Willie K and Vili The Warrior
Willie K is the composer and co-producer (with Warren Wyatt of WorldSound) of this timely souvenir of the University of Hawaii Warriors' undefeated season, WAC championship and BSC bowl invite. Few guitarists in Hawaii can rock harder than Willie when he feels like rocking, and his performance here on vocals and guitar proves that point once again.
Vili the Warrior adds the cheers and taunts that have made him an ico. Robert Kekaula is heard calling key plays. The voice-overs from this year's season will quickly become dated, but the song should be a Warriors' fight song for years to come.
Note: "Warrior's Cry" is available at www.onehawaiimusic.com; limited numbers are also available at Willie's performances and Vili's personal appearances.
(Konishiki Power Hawaii)
Laga Savea's first full-length album follows low-profile appearances on several Jawaiian compilations. This is a big step forward and a fine showcase. Savea specializes in world reggae rather than Jawaiian or Jamoan music, but almost every song would fit on island-music radio stations. With George "Fiji" Veikoso, a long-time mentor and producer, appearing as a guest on three selections, there are strong undercurrents of Oceanic soul as well.
Savea and his musical aiga (family) sell the project from the first song. "Roots Satisfaction" sets the theme and establishes the strength of Savea, his studio musicians and guests. The interplay between the horns and the rhythm section is tight and on point throughout. The smooth harmonies of his backing vocalists are another asset.
Several songs stand out. "Honi Honi" is a nod to Hawaii's long-standing hapa-haole tradition. "Nanakuli" also honors a Hawaiian tradition in being a "place song" -- in this case an expression of Savea's love for his home district. The catch phrase, "I am proud to be from Nanakuli," would be a perfect theme for a public-awareness campaign.
"All I Really Want" stands out with a series of jarring lyric images that sound threatening rather than romantic. The lyrics of several other songs strayfrom the standard principles of rhythm, rhyme and meter but without causing any confusion about the writer's intent.
(Out of the Blue Entertainment)
The history of Hawaiian music since 1778 shows one non-Hawaiian idea after another being adopted and adapted by Hawaiian musicians until something distinctively Hawaiian was created.
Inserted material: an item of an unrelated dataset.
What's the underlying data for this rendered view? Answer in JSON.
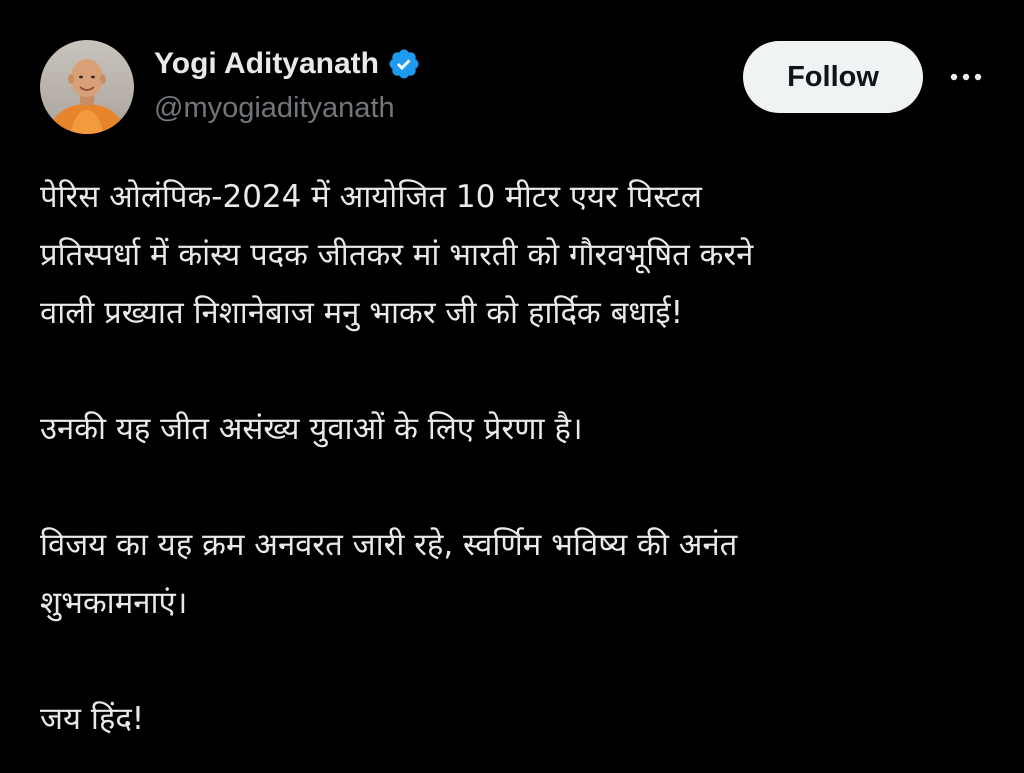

From the guitar came ki ho'alu and the Hawaiian steel guitar, from a Portuguese instrument known as the braguinha or the machete came the ukulele, and so on.
Keep in mind that the Brothers Cazimero were criticized as being too radical in the early 1970s but are now considered "traditional" and there's no question that the time will come when some imaginative local artist will adopt and adapt reggae music in a way that makes it something that can be described as "Hawaiian" and accepted as such.
In the meantime, however, Kaouka is perpetuating the familiar sound and conventions of mainstream Jawaiian music with this collection of 10 songs. Almost all are perfect for play on local island-music radio. Composers credits aren't included, but the credit for "Could You Be Loved" belongs to Bob Marley; the others sound like the work of seasoned local writers.
A burst of percussion opens the album on a catchy note. Most of the songs that follow also have the uptempo vibe and crisp ukulele licks typical of the genre. "Could We Be Lovers" contains a reference to Heineken that should get the group a promotional deal with the local distributor of the ever-popular beverage. Several other selections reflect the continuing influence of Shaggy and Rayvon as inspirations for a generation of Jawaiian vocalists.
"Wish We Never Met" is a welcome change of pace. The unidentified singer performs without affecting an artificial accent, and the lyrics express the pain of lost love in mature and insightful style.
, who has covered the local entertainment scene since 1972, writes reviews of recordings produced by Hawaii artists. See the Star-Bulletin's Today section on Fridays for the latest reviews. Reach John Berger at email@example.com